[Records contained in a dataset]
Segment Open
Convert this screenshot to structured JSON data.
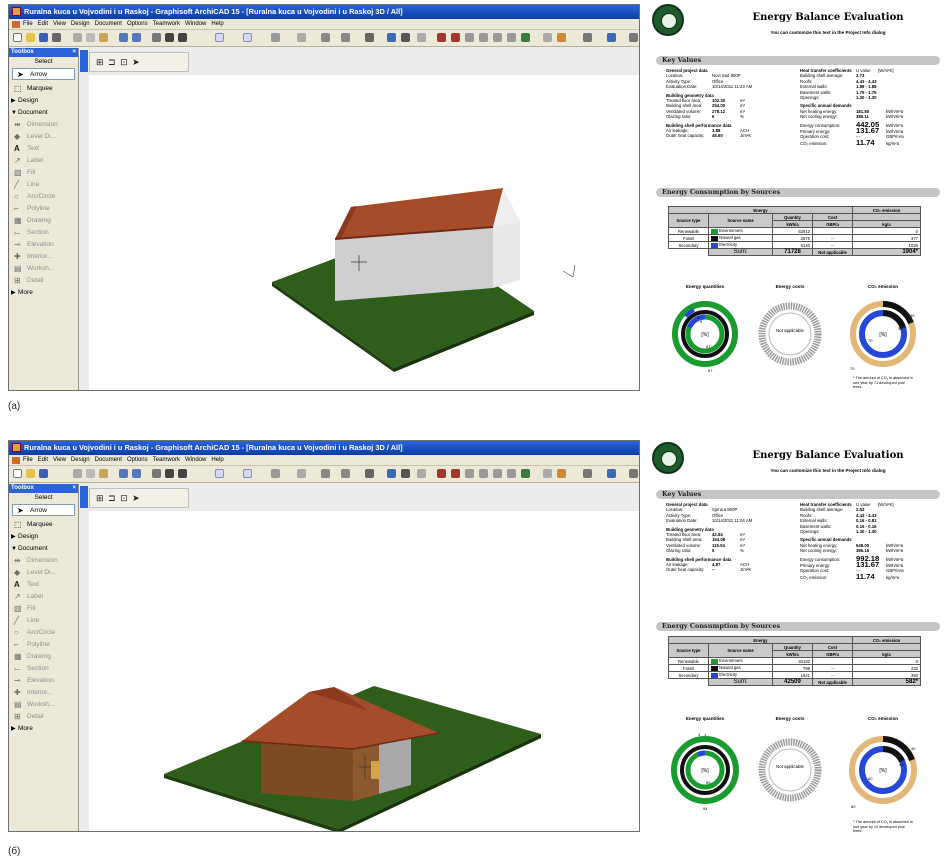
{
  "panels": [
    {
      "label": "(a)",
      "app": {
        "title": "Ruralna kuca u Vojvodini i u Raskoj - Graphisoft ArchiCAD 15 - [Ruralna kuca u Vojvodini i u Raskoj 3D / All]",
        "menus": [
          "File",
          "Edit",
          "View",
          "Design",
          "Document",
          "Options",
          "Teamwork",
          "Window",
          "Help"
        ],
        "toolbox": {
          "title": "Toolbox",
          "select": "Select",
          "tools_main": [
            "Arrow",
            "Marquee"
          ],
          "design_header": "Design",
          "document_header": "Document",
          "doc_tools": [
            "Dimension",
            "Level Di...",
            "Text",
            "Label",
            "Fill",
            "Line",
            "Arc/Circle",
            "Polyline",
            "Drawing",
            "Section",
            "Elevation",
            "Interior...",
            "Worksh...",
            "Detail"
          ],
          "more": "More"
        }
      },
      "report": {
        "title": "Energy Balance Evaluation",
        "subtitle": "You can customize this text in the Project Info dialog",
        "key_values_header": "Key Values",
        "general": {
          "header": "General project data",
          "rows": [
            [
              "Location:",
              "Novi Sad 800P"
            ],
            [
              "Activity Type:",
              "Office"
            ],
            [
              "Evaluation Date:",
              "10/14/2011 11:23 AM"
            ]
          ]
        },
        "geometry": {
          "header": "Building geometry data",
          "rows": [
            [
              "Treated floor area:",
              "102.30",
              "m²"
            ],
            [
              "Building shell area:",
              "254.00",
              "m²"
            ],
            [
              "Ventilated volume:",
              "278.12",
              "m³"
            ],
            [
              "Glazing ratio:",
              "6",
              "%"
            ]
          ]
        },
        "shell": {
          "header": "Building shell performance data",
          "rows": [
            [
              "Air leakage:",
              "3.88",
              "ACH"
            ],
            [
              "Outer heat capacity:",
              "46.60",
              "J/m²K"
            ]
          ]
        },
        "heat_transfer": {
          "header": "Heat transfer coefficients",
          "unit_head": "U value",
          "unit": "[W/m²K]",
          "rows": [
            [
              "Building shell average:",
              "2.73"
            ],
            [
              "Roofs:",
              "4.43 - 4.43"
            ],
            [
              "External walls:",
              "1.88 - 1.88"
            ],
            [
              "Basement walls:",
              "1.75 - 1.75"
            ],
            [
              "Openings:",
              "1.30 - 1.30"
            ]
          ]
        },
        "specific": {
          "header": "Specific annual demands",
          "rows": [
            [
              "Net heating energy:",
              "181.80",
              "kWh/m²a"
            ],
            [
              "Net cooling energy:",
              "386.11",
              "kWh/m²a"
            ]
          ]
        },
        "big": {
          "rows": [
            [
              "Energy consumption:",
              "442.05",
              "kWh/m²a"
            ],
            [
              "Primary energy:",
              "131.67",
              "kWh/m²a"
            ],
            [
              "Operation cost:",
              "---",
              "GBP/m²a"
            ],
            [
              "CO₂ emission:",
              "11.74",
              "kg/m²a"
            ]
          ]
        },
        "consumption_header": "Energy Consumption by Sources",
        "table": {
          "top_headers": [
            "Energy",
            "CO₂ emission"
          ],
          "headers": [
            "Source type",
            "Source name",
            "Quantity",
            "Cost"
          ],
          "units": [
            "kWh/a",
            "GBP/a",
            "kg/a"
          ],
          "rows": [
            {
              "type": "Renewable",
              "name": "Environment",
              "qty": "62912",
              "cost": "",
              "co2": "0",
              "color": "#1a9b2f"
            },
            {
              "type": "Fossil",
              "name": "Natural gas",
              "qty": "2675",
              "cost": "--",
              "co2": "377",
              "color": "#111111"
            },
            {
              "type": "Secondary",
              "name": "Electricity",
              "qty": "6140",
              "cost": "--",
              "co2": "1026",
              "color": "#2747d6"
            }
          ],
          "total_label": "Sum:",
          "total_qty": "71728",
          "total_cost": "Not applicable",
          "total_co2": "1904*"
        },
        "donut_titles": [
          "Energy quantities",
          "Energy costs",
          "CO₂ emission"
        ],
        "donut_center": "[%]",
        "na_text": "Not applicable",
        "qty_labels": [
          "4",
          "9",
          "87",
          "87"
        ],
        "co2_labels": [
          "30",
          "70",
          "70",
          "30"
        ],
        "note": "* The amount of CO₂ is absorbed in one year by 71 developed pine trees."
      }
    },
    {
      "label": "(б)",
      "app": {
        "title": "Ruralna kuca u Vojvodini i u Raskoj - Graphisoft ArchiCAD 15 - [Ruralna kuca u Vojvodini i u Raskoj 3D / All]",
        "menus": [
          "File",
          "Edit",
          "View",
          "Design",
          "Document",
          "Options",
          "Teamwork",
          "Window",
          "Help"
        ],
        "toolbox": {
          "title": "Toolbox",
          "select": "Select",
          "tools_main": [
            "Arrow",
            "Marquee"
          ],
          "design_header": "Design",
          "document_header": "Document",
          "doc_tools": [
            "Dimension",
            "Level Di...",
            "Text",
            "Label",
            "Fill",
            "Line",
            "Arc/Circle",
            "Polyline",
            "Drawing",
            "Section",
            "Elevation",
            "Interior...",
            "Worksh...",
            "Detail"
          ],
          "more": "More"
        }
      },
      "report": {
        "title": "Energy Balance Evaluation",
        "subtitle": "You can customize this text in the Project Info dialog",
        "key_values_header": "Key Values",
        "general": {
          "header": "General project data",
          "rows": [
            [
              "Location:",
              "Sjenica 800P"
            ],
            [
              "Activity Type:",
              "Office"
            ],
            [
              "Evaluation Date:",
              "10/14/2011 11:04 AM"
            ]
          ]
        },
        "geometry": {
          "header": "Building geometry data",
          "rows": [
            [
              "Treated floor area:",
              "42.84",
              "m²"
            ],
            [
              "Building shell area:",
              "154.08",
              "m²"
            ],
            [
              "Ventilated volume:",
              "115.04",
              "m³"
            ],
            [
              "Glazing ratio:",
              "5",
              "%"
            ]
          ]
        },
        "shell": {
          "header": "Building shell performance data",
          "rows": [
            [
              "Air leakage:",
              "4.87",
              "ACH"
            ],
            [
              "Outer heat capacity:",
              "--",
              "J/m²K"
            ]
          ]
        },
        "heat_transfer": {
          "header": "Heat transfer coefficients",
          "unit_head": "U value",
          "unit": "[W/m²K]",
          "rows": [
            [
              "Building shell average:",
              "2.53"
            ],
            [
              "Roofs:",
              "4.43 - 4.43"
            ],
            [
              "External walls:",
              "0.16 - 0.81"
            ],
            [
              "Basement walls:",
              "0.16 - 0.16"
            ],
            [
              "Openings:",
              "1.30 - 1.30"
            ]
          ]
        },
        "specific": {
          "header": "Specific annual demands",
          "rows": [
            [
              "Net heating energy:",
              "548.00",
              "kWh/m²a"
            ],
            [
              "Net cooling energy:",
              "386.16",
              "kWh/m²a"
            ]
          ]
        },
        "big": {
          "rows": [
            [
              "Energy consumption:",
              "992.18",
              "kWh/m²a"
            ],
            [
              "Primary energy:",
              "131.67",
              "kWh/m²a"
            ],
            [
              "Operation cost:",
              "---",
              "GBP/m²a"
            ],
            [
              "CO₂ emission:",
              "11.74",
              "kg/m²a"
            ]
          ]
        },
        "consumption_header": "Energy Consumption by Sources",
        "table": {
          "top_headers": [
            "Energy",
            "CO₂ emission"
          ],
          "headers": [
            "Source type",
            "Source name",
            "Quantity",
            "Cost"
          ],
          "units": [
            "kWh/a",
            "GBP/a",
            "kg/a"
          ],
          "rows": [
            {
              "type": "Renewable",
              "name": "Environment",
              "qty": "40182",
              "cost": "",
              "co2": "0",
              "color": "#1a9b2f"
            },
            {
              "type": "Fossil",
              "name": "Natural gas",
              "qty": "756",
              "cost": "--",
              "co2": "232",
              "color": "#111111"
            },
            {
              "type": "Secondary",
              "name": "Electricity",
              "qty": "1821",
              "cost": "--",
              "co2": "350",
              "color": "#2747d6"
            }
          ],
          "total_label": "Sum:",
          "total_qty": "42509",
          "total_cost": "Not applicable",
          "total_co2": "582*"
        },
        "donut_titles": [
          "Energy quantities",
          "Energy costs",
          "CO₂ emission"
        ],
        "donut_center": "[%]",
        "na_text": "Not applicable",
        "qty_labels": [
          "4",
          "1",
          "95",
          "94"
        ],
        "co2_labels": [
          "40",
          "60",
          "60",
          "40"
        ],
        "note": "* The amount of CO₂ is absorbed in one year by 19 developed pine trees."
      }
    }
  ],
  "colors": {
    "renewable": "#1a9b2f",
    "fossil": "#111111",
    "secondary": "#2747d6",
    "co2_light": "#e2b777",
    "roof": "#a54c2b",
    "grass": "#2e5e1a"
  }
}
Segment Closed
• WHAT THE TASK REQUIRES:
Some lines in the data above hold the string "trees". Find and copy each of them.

• WRITTEN RESPONSE:
        "note": "* The amount of CO₂ is absorbed in one year by 71 developed pine trees."
        "note": "* The amount of CO₂ is absorbed in one year by 19 developed pine trees."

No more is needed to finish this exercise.